Narayansingh designed the 100-square-metre, two-bedroom house as a compact home for her family that incorporates elements found in Trinidad and Tobago's colonial architecture.
"Though the scale of this house is driven by the per square meter cost of building, its aesthetic quality is a result of my ongoing, personal search for an indigenous culture through architecture," ACLA Architecture director Narayansingh told Dezeen.
"It reinterprets successful passively-sustainable colonial Trinidadian building techniques to allow for minimal energy consumption and allows for an architecture that can be open and free from burglar proofing."
The compact house consists of an open-plan kitchen, dining and living room on the ground floor, with a pair of bedrooms and two bathrooms on the upper floor.
Informed by the island's colonial architecture, the main living space is fronted by four arched openings that let light and air into the house, while giving views out to the surrounding hillside. Another arch set on a column visually separates the seating area from the kitchen.
"In Trinidadian colonial architecture, views are celebrated through fretted colonnades," said Narayansingh.
"The four arches occur in the kitchen, the space in which our family spends the most time and where the view of the valley is most celebrated."

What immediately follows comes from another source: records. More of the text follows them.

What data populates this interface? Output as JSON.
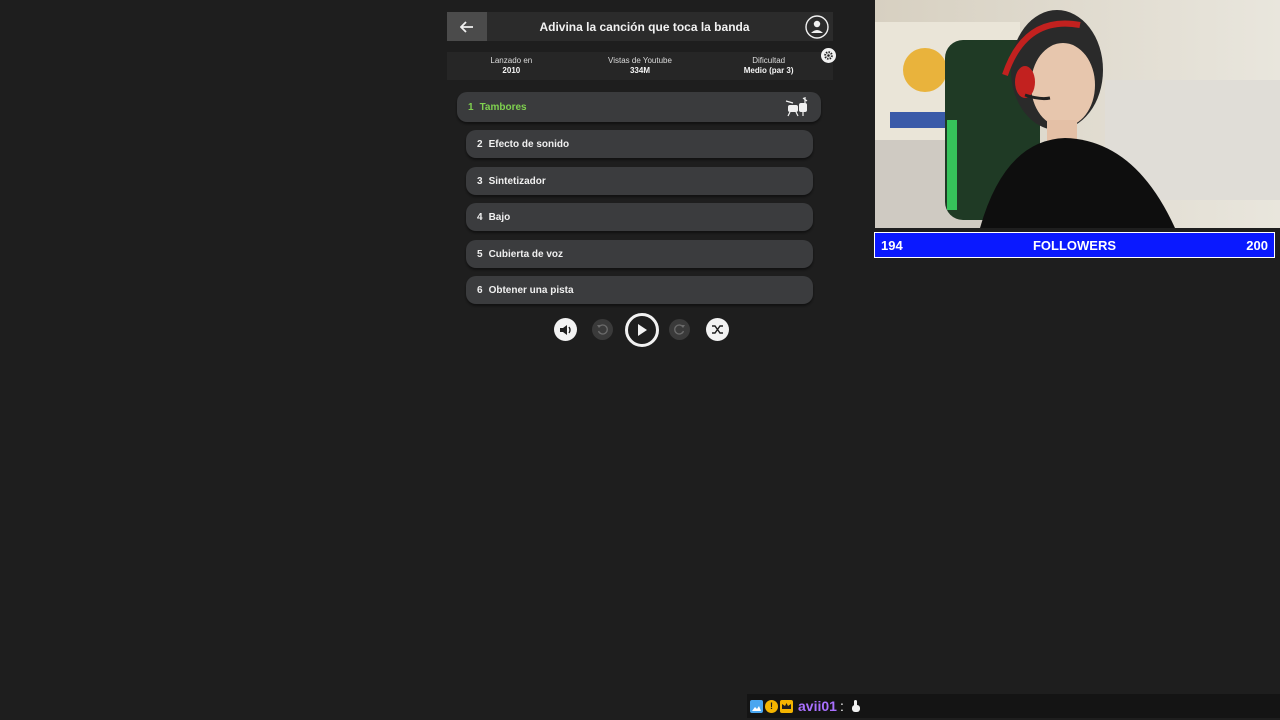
{
  "game": {
    "title": "Adivina la canción que toca la banda",
    "info": [
      {
        "label": "Lanzado en",
        "value": "2010"
      },
      {
        "label": "Vistas de Youtube",
        "value": "334M"
      },
      {
        "label": "Dificultad",
        "value": "Medio (par 3)"
      }
    ],
    "tracks": [
      {
        "num": "1",
        "label": "Tambores",
        "active": true
      },
      {
        "num": "2",
        "label": "Efecto de sonido"
      },
      {
        "num": "3",
        "label": "Sintetizador"
      },
      {
        "num": "4",
        "label": "Bajo"
      },
      {
        "num": "5",
        "label": "Cubierta de voz"
      },
      {
        "num": "6",
        "label": "Obtener una pista"
      }
    ],
    "controls": [
      "volume-icon",
      "rewind-5-icon",
      "play-icon",
      "forward-5-icon",
      "shuffle-icon"
    ],
    "colors": {
      "active_track": "#7fd14f",
      "highlight": "#2f5a9e"
    }
  },
  "followers": {
    "current": "194",
    "label": "FOLLOWERS",
    "goal": "200",
    "bar_color": "#0a19ff"
  },
  "chat": {
    "username": "avii01",
    "separator": ":",
    "message_icon": "hand-pointing-icon"
  }
}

"There's something about a framed view through an arch that continuously renews your perspective through its lightness, openness and beautiful dialogue with the sky," Narayansingh continued.
"The arches are an ode to this incredibly important celebration of the breathtaking views afforded to us by our picturesque Trinidad and Tobago."
The arched openings lead out to a small terrace, which is enclosed with a retractable, cage-like structure. Narayansingh designed this as a more appealing alternative to bars usually placed on windows in the country.
"Ornate burglar proofing is prolific in our landscape but not in my work or my home," she explained. "I wanted the view of the valley without seeing the bars before it."
"The result was a breathing cage that expands and contracts, simultaneously providing security that fades to openness," she continued. "They are a conscious reminder that we have the power, through thoughtful architecture, to take hold of our freedom, as opposed to locking ourselves up in our homes through fear of crime."
Throughout the house, Narayansingh employed passive cooling techniques to ensure the house remains cool in the country's hot weather.
Along with the large arched openings that are shaded by the cage, she placed many of the windows on the upper floors with deep reveals containing window boxes.
"Trinidad and Tobago has two seasons; the rainy season and the dry season," she explained. "In our year-round, warm, tropical climate, passive cooling was one of the most impressive and celebrated characteristics of Trinidadian colonial architecture."
"Ensuring that this home would remain cool without mechanical intervention was imperative," she continued. "For instance, the window planters connect the home space to the mountains while also providing shade to the rooms."
Another Caribbean home featured on Dezeen is the Sail House on the island of Bequia, which was designed by Studio of Environmental Architecture.
Other houses that designers have recently created for themselves include Yvette van Zyl's modernist-informed dwelling overlooking South African coast and Remi Connolly-Taylor's Maryland House in London.